*** DATA Section Begins ***

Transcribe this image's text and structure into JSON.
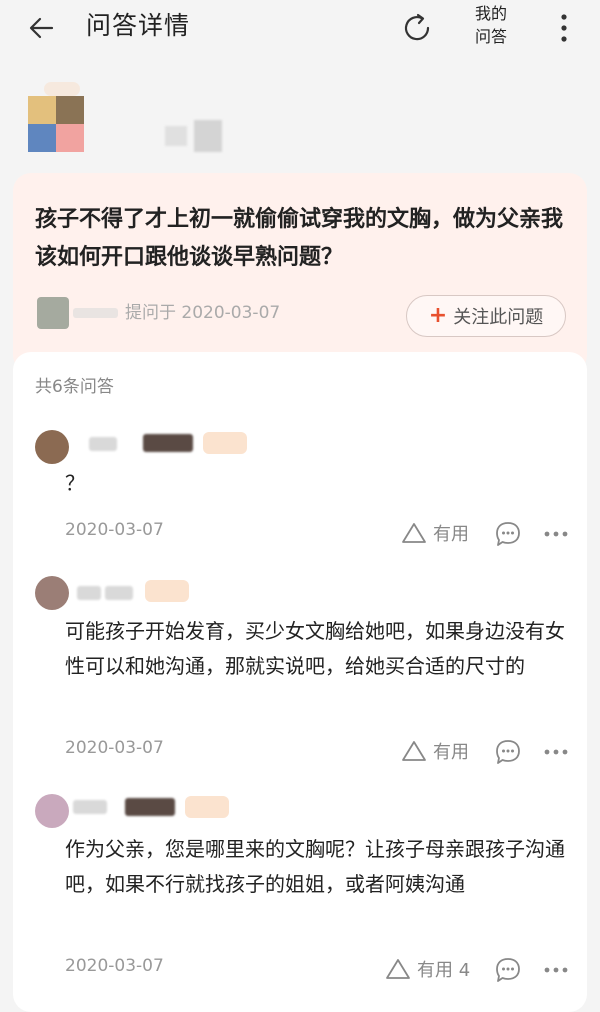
{
  "header": {
    "title": "问答详情",
    "my_answers_line1": "我的",
    "my_answers_line2": "问答"
  },
  "question": {
    "text": "孩子不得了才上初一就偷偷试穿我的文胸，做为父亲我该如何开口跟他谈谈早熟问题？",
    "asked_on": "提问于 2020-03-07",
    "follow_label": "关注此问题",
    "follow_icon": "+"
  },
  "answers_section": {
    "count_label": "共6条问答",
    "items": [
      {
        "text": "？",
        "date": "2020-03-07",
        "useful_label": "有用"
      },
      {
        "text": "可能孩子开始发育，买少女文胸给她吧，如果身边没有女性可以和她沟通，那就实说吧，给她买合适的尺寸的",
        "date": "2020-03-07",
        "useful_label": "有用"
      },
      {
        "text": "作为父亲，您是哪里来的文胸呢？让孩子母亲跟孩子沟通吧，如果不行就找孩子的姐姐，或者阿姨沟通",
        "date": "2020-03-07",
        "useful_label": "有用 4"
      }
    ]
  },
  "colors": {
    "accent": "#e8502e",
    "question_bg": "#fff1ed",
    "page_bg": "#f4f4f4"
  },
  "icons": [
    "back-arrow-icon",
    "refresh-icon",
    "more-vertical-icon",
    "plus-icon",
    "thumb-up-icon",
    "comment-icon",
    "more-horizontal-icon"
  ]
}
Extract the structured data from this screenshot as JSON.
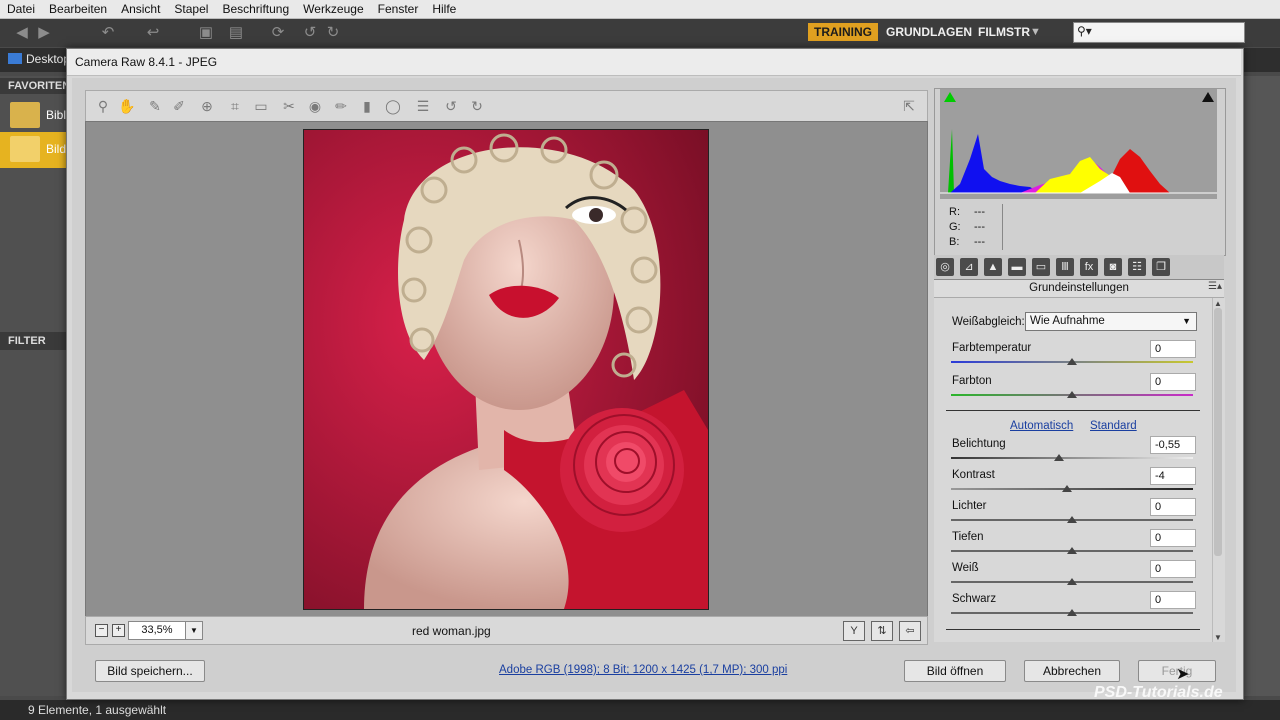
{
  "bridge": {
    "menu": [
      "Datei",
      "Bearbeiten",
      "Ansicht",
      "Stapel",
      "Beschriftung",
      "Werkzeuge",
      "Fenster",
      "Hilfe"
    ],
    "workspaces": {
      "training": "TRAINING",
      "grundlagen": "GRUNDLAGEN",
      "filmstrip": "FILMSTR"
    },
    "path_desktop": "Desktop",
    "favorites_tab": "FAVORITEN",
    "favorites": [
      "Bibl",
      "Bild"
    ],
    "filter_tab": "FILTER",
    "status": "9 Elemente, 1 ausgewählt",
    "search_icon": "search-icon"
  },
  "dialog": {
    "title": "Camera Raw 8.4.1 - JPEG",
    "zoom": "33,5%",
    "filename": "red woman.jpg",
    "rgb": {
      "r_label": "R:",
      "g_label": "G:",
      "b_label": "B:",
      "r": "---",
      "g": "---",
      "b": "---"
    },
    "panel_title": "Grundeinstellungen",
    "wb_label": "Weißabgleich:",
    "wb_value": "Wie Aufnahme",
    "auto_link": "Automatisch",
    "default_link": "Standard",
    "sliders": [
      {
        "label": "Farbtemperatur",
        "value": "0",
        "level": 0.5
      },
      {
        "label": "Farbton",
        "value": "0",
        "level": 0.5
      },
      {
        "label": "Belichtung",
        "value": "-0,55",
        "level": 0.445
      },
      {
        "label": "Kontrast",
        "value": "-4",
        "level": 0.48
      },
      {
        "label": "Lichter",
        "value": "0",
        "level": 0.5
      },
      {
        "label": "Tiefen",
        "value": "0",
        "level": 0.5
      },
      {
        "label": "Weiß",
        "value": "0",
        "level": 0.5
      },
      {
        "label": "Schwarz",
        "value": "0",
        "level": 0.5
      }
    ],
    "save_button": "Bild speichern...",
    "info": "Adobe RGB (1998); 8 Bit; 1200 x 1425 (1,7 MP); 300 ppi",
    "open_button": "Bild öffnen",
    "cancel_button": "Abbrechen",
    "done_button": "Fertig"
  },
  "watermark": "PSD-Tutorials.de",
  "colors": {
    "accent": "#e0a020",
    "link": "#1a3fa0"
  }
}
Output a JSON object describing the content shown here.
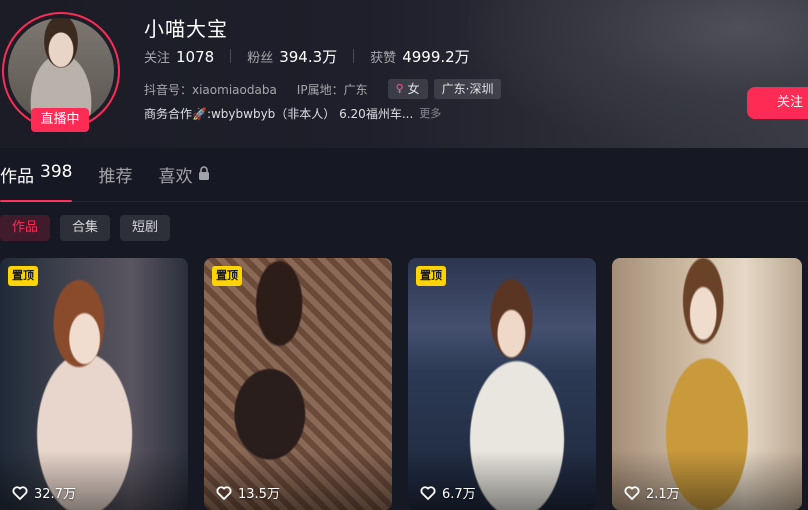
{
  "profile": {
    "name": "小喵大宝",
    "live_badge": "直播中",
    "stats": [
      {
        "label": "关注",
        "value": "1078"
      },
      {
        "label": "粉丝",
        "value": "394.3万"
      },
      {
        "label": "获赞",
        "value": "4999.2万"
      }
    ],
    "douyin_id": "抖音号：xiaomiaodaba",
    "ip_location": "IP属地：广东",
    "gender_tag": "女",
    "location_tag": "广东·深圳",
    "bio": "商务合作🚀:wbybwbyb（非本人） 6.20福州车...",
    "bio_more": "更多",
    "follow_label": "关注"
  },
  "tabs": [
    {
      "label": "作品",
      "count": "398"
    },
    {
      "label": "推荐",
      "count": ""
    },
    {
      "label": "喜欢",
      "count": ""
    }
  ],
  "subtabs": [
    "作品",
    "合集",
    "短剧"
  ],
  "videos": [
    {
      "pinned": "置顶",
      "likes": "32.7万"
    },
    {
      "pinned": "置顶",
      "likes": "13.5万"
    },
    {
      "pinned": "置顶",
      "likes": "6.7万"
    },
    {
      "pinned": "",
      "likes": "2.1万"
    }
  ],
  "colors": {
    "accent": "#fe2c55",
    "background": "#161823",
    "pin": "#fed400"
  },
  "icons": [
    "heart-icon",
    "lock-icon",
    "female-icon"
  ]
}
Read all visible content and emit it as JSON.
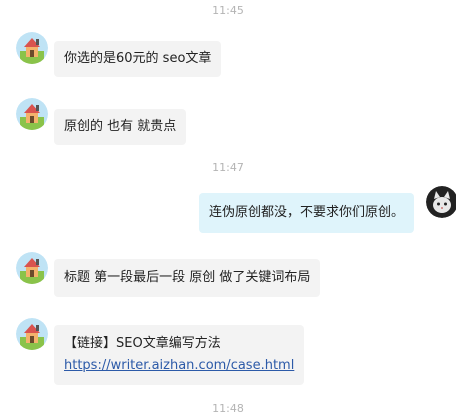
{
  "messages": [
    {
      "type": "time",
      "text": "11:45"
    },
    {
      "type": "msg",
      "side": "left",
      "avatar": "cartoon-house-avatar-icon",
      "text": "你选的是60元的  seo文章"
    },
    {
      "type": "msg",
      "side": "left",
      "avatar": "cartoon-house-avatar-icon",
      "text": "原创的 也有 就贵点"
    },
    {
      "type": "time",
      "text": "11:47"
    },
    {
      "type": "msg",
      "side": "right",
      "avatar": "cat-avatar-icon",
      "text": "连伪原创都没，不要求你们原创。"
    },
    {
      "type": "msg",
      "side": "left",
      "avatar": "cartoon-house-avatar-icon",
      "text": "标题 第一段最后一段 原创   做了关键词布局"
    },
    {
      "type": "msg",
      "side": "left",
      "avatar": "cartoon-house-avatar-icon",
      "line1": "【链接】SEO文章编写方法",
      "link": "https://writer.aizhan.com/case.html"
    },
    {
      "type": "time",
      "text": "11:48"
    }
  ],
  "colors": {
    "left_bubble": "#f3f3f3",
    "right_bubble": "#dff4fb",
    "timestamp": "#b4b4b4",
    "link": "#2c5aa8"
  }
}
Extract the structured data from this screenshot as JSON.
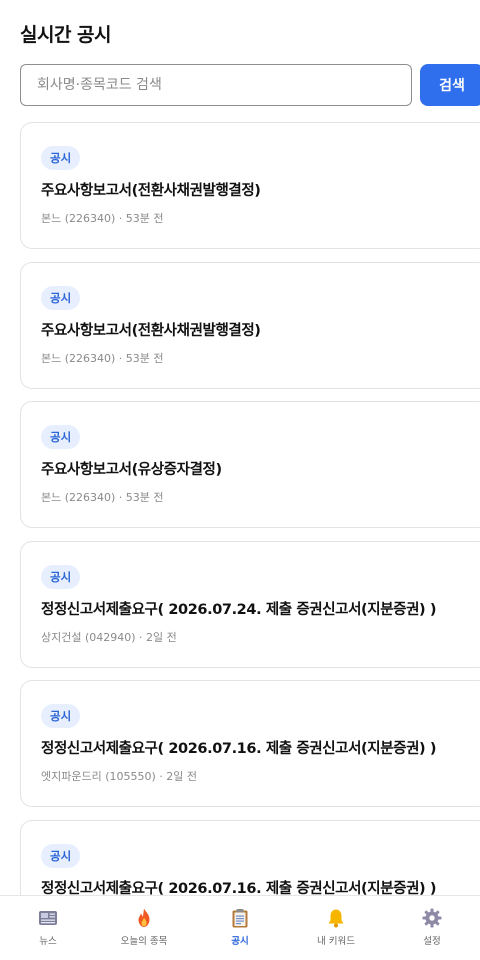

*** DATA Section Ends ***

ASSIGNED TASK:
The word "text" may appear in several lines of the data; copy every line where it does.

TASK ANSWER:
Transcribe this image's text and structure into JSON.
    "text": "孩子不得了才上初一就偷偷试穿我的文胸，做为父亲我该如何开口跟他谈谈早熟问题？",
        "text": "？",
        "text": "可能孩子开始发育，买少女文胸给她吧，如果身边没有女性可以和她沟通，那就实说吧，给她买合适的尺寸的",
        "text": "作为父亲，您是哪里来的文胸呢？让孩子母亲跟孩子沟通吧，如果不行就找孩子的姐姐，或者阿姨沟通",
      "text": "11:45"
      "text": "你选的是60元的  seo文章"
      "text": "原创的 也有 就贵点"
      "text": "11:47"
      "text": "连伪原创都没，不要求你们原创。"
      "text": "标题 第一段最后一段 原创   做了关键词布局"
      "text": "11:48"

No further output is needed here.